Kugler’s Laos story revolves around sick animals and their owner. Here, the narrative swings like a pendulum back and forth between the individual and the universal. The first elephant presented is 43 years old, weighs almost four tonnes, is called AyBounpheng, and has to be treated for an infected wound in the foot. Just by the way Kugler tells us that in their third year of training, all work elephants in Laos choose a name by deciding in favour of one or more pieces of sugar that carry names. On his trip of just under a week, he watched a total of 45 elephants being treated. Almost as many are spread out across his reportage that covers approximately 30 pages. All unique characters, some that emerge majestically in all splendour from the jungle, some just suggested with broken lines. Regardless of how they appear, you can’t get enough of them.
A MILLION ELEPHANTS
Laos was previously known as Pathet Lan Xang, the ‘Land of a Million Elephants’ which is why even the Buddhist temples are decorated with elephants. When Kugler visited the country, there were only about a thousand elephants. A brisk illegal trade in these animals has developed with China, Thailand, and Korea. In order to curb the trade, ElefantAsia doctors have injected a microchip under the skin.
Kugler documents several conversations he had with mahouts, the traditional elephant keepers, whose profession is gradually dying out, even though it provides a steady source of income. They often have to leave their families for several weeks to go deep into the jungle with their animals to areas inaccessible to trucks and lorries. Moreover, the work is dangerous, some mahouts have been killed by aggressive elephants. Mohn, who is 52, says he will probably be his family’s last mahout. His two sons are not interested in becoming elephant keepers. One of them will be a monk, the other a tourist guide. Nobody knows what will then happen to the elephant the family owns when Mohn can no longer do the hard work.
By collecting such stories, Olivier Kugler gets to the heart of the people and the society in which they live. He brings them out of anonymity, gives them a face and a voice tied to a destiny – a method that has a much wider impact in his refugee portraits, collected in Escaping the War and Waves. Like many of his other works, they reveal just how much empathy he has for people who open up to him on his travels.

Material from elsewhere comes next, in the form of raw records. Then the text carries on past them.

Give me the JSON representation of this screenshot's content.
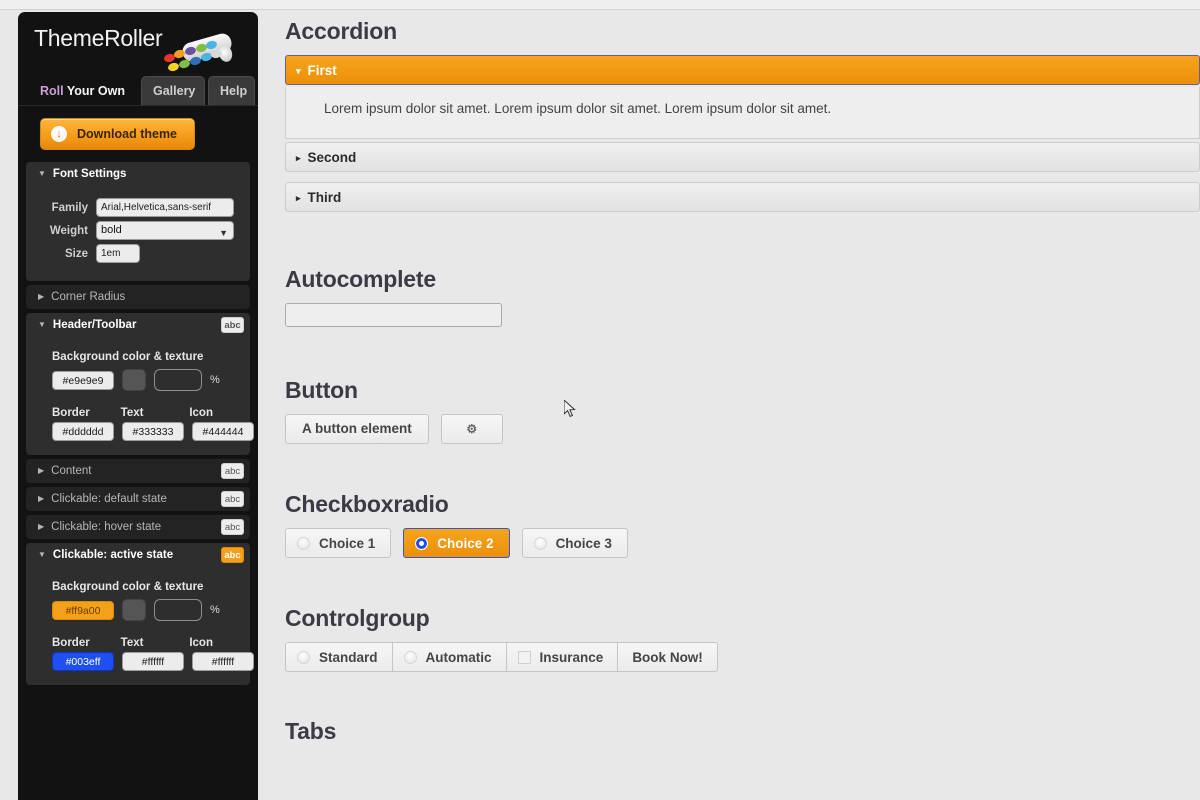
{
  "sidebar": {
    "logo_text": "ThemeRoller",
    "logo_icon": "paint-roller-icon",
    "tabs": [
      {
        "label_a": "Roll",
        "label_b": " Your Own",
        "active": true
      },
      {
        "label": "Gallery",
        "active": false
      },
      {
        "label": "Help",
        "active": false
      }
    ],
    "download": {
      "label": "Download theme",
      "icon": "download-arrow-icon",
      "glyph": "↓"
    },
    "groups": [
      {
        "title": "Font Settings",
        "open": true,
        "fields": [
          {
            "label": "Family",
            "value": "Arial,Helvetica,sans-serif",
            "type": "text"
          },
          {
            "label": "Weight",
            "value": "bold",
            "type": "select"
          },
          {
            "label": "Size",
            "value": "1em",
            "type": "text"
          }
        ]
      },
      {
        "title": "Corner Radius",
        "open": false,
        "badge": null
      },
      {
        "title": "Header/Toolbar",
        "open": true,
        "badge": "abc",
        "bg_label": "Background color & texture",
        "bg_hex": "#e9e9e9",
        "pct_symbol": "%",
        "sub_labels": [
          "Border",
          "Text",
          "Icon"
        ],
        "sub_values": [
          "#dddddd",
          "#333333",
          "#444444"
        ]
      },
      {
        "title": "Content",
        "open": false,
        "badge": "abc"
      },
      {
        "title": "Clickable: default state",
        "open": false,
        "badge": "abc"
      },
      {
        "title": "Clickable: hover state",
        "open": false,
        "badge": "abc"
      },
      {
        "title": "Clickable: active state",
        "open": true,
        "badge": "abc",
        "bg_label": "Background color & texture",
        "bg_hex": "#ff9a00",
        "pct_symbol": "%",
        "sub_labels": [
          "Border",
          "Text",
          "Icon"
        ],
        "sub_values": [
          "#003eff",
          "#ffffff",
          "#ffffff"
        ]
      }
    ]
  },
  "main": {
    "accordion": {
      "heading": "Accordion",
      "items": [
        {
          "label": "First",
          "active": true,
          "arrow": "▾"
        },
        {
          "label": "Second",
          "active": false,
          "arrow": "▸"
        },
        {
          "label": "Third",
          "active": false,
          "arrow": "▸"
        }
      ],
      "panel_text": "Lorem ipsum dolor sit amet. Lorem ipsum dolor sit amet. Lorem ipsum dolor sit amet."
    },
    "autocomplete": {
      "heading": "Autocomplete",
      "value": "",
      "placeholder": ""
    },
    "button": {
      "heading": "Button",
      "labels": [
        "A button element"
      ],
      "icon_button": {
        "icon": "gear-icon",
        "glyph": "⚙"
      }
    },
    "checkboxradio": {
      "heading": "Checkboxradio",
      "options": [
        {
          "label": "Choice 1",
          "checked": false
        },
        {
          "label": "Choice 2",
          "checked": true
        },
        {
          "label": "Choice 3",
          "checked": false
        }
      ]
    },
    "controlgroup": {
      "heading": "Controlgroup",
      "items": [
        {
          "label": "Standard",
          "control": "radio"
        },
        {
          "label": "Automatic",
          "control": "radio"
        },
        {
          "label": "Insurance",
          "control": "checkbox"
        },
        {
          "label": "Book Now!",
          "control": "button"
        }
      ]
    },
    "tabs": {
      "heading": "Tabs"
    }
  },
  "colors": {
    "accent_orange": "#f5a01b",
    "active_border_blue": "#003eff",
    "page_bg": "#e8e8e8",
    "sidebar_bg": "#121212"
  }
}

Olivier Kugler: Mit dem Elefantendoktor in Laos (With the Elephant Doctor in Laos). Edition Moderne, 48 pages, EUR 19.80